Your objective: The lines needed are those below that contain the word "manager"; copy each one.

Entries shown:
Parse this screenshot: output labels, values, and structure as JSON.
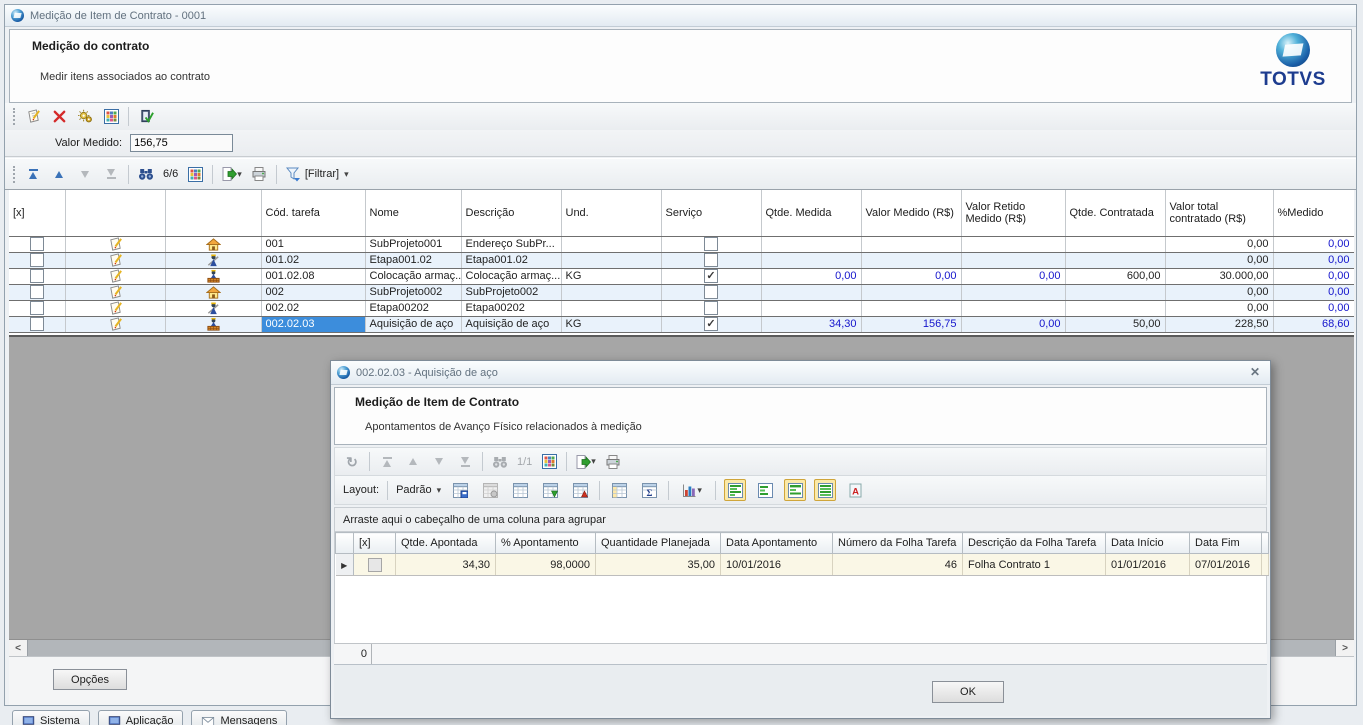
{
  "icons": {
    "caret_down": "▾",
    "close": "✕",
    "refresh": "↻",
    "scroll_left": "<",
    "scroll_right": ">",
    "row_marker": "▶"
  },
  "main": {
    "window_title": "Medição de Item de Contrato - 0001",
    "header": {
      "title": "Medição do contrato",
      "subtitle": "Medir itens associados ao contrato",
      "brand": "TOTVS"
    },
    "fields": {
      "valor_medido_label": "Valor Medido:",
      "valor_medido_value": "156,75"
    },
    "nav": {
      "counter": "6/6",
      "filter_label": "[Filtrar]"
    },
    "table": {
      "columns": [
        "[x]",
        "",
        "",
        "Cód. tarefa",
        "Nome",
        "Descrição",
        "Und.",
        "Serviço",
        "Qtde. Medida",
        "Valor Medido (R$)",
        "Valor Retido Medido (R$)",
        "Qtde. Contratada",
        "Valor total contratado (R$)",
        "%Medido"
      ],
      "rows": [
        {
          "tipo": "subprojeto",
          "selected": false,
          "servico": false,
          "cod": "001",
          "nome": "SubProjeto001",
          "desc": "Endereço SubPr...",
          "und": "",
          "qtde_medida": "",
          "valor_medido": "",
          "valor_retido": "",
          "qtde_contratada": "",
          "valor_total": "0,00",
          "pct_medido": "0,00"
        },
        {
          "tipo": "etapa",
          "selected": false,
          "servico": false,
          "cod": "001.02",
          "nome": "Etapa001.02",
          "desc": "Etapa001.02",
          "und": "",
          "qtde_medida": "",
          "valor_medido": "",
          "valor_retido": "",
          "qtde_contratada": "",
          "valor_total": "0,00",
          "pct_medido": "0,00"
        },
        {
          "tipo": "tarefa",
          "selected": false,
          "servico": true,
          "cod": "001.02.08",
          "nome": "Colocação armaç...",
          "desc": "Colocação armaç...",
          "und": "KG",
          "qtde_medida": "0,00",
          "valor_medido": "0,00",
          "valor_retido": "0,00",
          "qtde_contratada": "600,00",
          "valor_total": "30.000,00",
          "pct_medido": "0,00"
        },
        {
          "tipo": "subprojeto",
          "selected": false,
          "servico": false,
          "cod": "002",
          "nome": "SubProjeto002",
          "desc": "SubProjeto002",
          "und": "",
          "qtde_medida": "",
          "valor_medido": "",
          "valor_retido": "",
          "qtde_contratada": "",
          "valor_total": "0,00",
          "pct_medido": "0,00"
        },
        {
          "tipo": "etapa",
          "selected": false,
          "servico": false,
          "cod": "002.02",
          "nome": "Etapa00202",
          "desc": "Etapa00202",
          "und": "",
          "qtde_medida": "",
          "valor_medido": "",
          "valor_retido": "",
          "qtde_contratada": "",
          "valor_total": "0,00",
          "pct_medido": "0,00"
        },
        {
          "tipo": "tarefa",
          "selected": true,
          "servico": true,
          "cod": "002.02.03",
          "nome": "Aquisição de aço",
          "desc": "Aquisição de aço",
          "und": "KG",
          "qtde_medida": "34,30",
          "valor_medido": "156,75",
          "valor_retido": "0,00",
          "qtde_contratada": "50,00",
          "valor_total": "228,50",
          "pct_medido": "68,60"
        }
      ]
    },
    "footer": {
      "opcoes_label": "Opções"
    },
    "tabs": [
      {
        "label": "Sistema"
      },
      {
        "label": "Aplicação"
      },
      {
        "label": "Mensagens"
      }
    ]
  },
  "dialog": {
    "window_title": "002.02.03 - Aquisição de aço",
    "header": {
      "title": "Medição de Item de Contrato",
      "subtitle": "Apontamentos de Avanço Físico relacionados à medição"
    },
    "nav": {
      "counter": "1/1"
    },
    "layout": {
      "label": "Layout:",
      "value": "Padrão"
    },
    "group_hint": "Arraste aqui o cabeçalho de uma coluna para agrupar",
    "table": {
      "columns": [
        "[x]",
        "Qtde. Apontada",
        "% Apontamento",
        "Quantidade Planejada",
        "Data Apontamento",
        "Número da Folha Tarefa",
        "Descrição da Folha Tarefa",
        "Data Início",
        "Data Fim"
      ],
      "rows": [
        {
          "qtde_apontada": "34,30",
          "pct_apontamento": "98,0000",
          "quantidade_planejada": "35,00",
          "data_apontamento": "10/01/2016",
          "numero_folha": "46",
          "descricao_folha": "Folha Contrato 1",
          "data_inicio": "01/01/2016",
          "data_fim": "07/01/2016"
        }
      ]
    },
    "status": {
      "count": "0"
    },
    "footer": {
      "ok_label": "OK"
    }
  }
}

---

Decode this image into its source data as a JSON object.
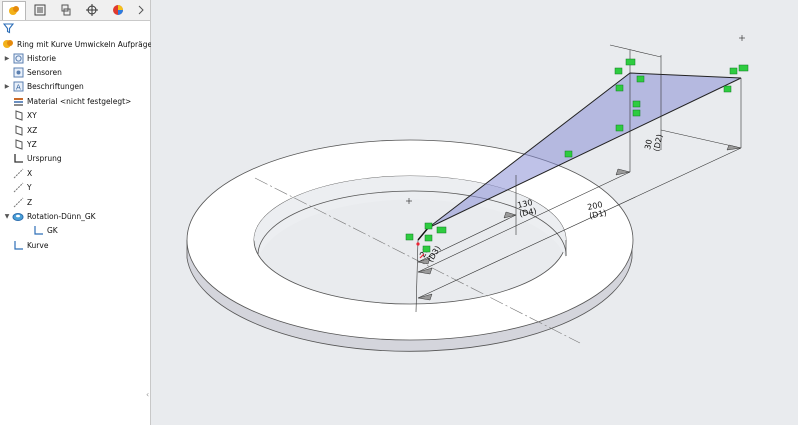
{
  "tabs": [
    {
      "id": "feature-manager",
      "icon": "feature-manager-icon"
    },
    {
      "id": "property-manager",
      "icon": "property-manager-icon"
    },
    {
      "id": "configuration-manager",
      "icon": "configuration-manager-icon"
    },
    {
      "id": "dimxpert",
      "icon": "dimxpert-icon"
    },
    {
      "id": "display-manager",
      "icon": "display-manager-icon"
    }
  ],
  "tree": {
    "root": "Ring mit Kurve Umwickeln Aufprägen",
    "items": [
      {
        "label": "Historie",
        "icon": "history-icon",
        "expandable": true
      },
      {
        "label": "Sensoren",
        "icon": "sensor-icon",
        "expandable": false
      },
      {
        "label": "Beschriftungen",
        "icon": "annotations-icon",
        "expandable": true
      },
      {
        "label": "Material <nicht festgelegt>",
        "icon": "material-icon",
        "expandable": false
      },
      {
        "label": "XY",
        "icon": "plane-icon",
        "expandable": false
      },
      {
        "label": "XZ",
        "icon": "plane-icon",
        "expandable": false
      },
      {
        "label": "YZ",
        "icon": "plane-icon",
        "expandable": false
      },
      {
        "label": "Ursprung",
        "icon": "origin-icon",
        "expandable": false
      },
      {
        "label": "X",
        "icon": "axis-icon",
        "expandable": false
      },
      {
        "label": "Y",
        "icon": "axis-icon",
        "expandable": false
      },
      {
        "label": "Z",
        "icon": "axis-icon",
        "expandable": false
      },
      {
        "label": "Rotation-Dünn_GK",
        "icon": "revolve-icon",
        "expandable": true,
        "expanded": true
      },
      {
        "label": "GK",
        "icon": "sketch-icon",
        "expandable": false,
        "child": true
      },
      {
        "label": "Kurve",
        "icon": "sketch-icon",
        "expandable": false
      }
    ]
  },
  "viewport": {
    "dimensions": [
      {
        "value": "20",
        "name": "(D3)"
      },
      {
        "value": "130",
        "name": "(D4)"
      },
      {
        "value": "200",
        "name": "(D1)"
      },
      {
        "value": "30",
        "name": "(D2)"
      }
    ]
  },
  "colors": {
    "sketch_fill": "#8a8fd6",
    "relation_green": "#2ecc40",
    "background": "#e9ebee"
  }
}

Solution:
      "id": "feature-manager",
      "icon": "feature-manager-icon"
      "id": "property-manager",
      "icon": "property-manager-icon"
      "id": "configuration-manager",
      "icon": "configuration-manager-icon"
      "id": "display-manager",
      "icon": "display-manager-icon"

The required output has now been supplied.